::: EXCERPTED DATA :::

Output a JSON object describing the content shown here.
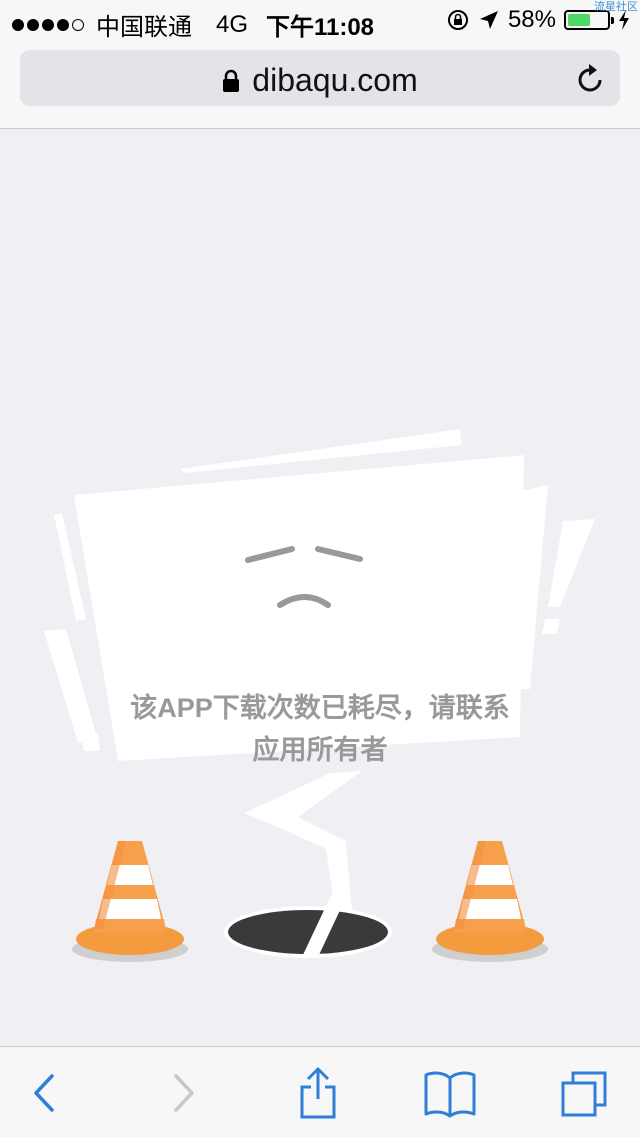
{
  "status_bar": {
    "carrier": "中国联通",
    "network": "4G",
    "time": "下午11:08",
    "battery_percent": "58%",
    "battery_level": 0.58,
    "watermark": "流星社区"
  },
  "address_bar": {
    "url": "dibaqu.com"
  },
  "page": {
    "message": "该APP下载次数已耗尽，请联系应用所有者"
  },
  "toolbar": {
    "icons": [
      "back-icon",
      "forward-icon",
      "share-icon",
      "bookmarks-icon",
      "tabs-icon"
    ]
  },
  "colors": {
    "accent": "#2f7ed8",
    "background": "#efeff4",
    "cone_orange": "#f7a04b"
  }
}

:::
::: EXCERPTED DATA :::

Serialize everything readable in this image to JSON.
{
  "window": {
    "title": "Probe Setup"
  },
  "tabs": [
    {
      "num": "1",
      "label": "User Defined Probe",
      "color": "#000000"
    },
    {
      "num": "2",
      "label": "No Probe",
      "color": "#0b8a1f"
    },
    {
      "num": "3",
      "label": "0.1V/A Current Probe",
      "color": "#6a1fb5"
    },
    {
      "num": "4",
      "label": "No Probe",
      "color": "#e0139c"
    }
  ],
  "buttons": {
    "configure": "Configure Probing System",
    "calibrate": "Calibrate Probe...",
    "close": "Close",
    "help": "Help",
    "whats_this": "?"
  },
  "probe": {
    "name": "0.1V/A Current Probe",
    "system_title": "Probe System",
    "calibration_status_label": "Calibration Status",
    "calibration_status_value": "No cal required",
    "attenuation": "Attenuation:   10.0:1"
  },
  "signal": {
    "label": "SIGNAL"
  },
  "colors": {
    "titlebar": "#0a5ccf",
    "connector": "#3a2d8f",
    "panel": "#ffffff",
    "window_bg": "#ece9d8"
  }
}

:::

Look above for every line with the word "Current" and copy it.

      "label": "0.1V/A Current Probe",
    "name": "0.1V/A Current Probe",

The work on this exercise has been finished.